▽

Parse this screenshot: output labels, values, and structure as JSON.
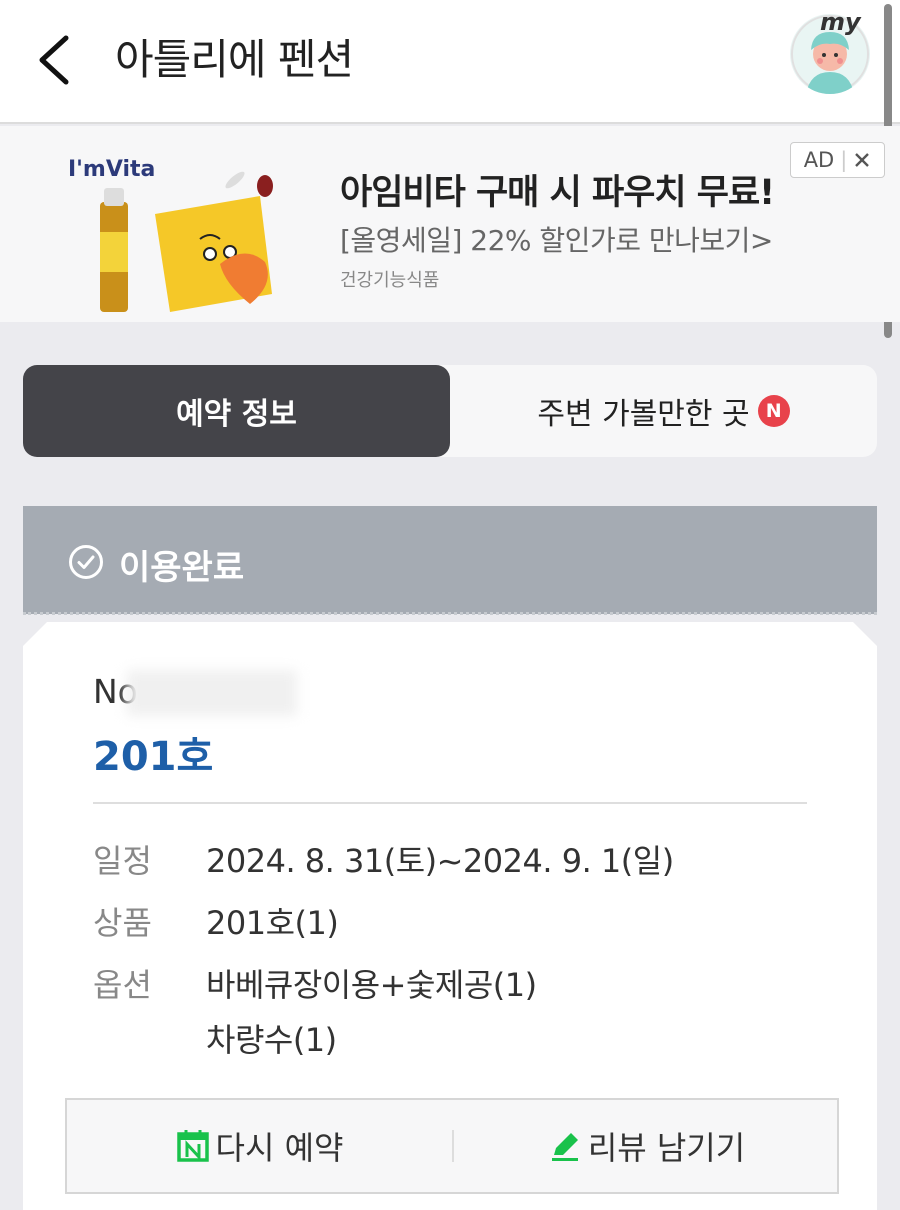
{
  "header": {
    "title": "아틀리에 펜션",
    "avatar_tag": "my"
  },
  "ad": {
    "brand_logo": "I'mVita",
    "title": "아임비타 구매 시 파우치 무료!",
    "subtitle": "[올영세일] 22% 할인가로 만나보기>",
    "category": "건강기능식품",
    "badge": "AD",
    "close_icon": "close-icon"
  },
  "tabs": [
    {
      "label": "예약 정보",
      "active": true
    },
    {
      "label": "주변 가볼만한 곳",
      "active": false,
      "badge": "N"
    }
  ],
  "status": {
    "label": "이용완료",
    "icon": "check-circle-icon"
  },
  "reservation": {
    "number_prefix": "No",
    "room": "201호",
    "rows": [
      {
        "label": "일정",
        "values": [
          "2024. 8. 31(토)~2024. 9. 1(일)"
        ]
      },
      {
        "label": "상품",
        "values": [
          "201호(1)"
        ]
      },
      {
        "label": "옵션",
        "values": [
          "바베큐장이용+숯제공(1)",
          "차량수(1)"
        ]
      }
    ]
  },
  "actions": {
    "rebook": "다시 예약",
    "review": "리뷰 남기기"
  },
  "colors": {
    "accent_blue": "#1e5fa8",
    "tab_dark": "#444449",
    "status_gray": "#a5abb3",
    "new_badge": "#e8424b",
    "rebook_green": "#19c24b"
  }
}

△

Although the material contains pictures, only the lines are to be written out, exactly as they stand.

Parse this screenshot: output labels, values, and structure as JSON.
{
  "header": {
    "title": "아틀리에 펜션",
    "avatar_tag": "my"
  },
  "ad": {
    "brand_logo": "I'mVita",
    "title": "아임비타 구매 시 파우치 무료!",
    "subtitle": "[올영세일] 22% 할인가로 만나보기>",
    "category": "건강기능식품",
    "badge": "AD",
    "close_icon": "close-icon"
  },
  "tabs": [
    {
      "label": "예약 정보",
      "active": true
    },
    {
      "label": "주변 가볼만한 곳",
      "active": false,
      "badge": "N"
    }
  ],
  "status": {
    "label": "이용완료",
    "icon": "check-circle-icon"
  },
  "reservation": {
    "number_prefix": "No",
    "room": "201호",
    "rows": [
      {
        "label": "일정",
        "values": [
          "2024. 8. 31(토)~2024. 9. 1(일)"
        ]
      },
      {
        "label": "상품",
        "values": [
          "201호(1)"
        ]
      },
      {
        "label": "옵션",
        "values": [
          "바베큐장이용+숯제공(1)",
          "차량수(1)"
        ]
      }
    ]
  },
  "actions": {
    "rebook": "다시 예약",
    "review": "리뷰 남기기"
  },
  "colors": {
    "accent_blue": "#1e5fa8",
    "tab_dark": "#444449",
    "status_gray": "#a5abb3",
    "new_badge": "#e8424b",
    "rebook_green": "#19c24b"
  }
}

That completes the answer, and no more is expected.